### Activity
From the records beneath, determine how many lines contain "label" and report only that figure.

Items from an interface collection:
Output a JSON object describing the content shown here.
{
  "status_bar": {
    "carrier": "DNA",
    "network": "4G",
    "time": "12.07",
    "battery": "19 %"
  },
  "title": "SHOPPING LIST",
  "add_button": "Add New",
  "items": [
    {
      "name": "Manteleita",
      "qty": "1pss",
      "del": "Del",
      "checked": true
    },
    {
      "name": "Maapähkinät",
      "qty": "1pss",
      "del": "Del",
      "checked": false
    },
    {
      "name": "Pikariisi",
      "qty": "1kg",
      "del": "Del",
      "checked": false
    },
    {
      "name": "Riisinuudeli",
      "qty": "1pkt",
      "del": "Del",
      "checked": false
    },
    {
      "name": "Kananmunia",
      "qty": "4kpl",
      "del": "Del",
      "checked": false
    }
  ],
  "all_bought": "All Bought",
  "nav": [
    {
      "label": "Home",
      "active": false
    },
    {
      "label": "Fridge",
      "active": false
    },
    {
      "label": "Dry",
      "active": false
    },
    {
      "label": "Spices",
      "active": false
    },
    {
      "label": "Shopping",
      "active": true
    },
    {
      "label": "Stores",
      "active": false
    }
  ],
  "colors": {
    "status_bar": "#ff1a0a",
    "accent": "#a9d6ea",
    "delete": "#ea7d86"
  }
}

### Response
6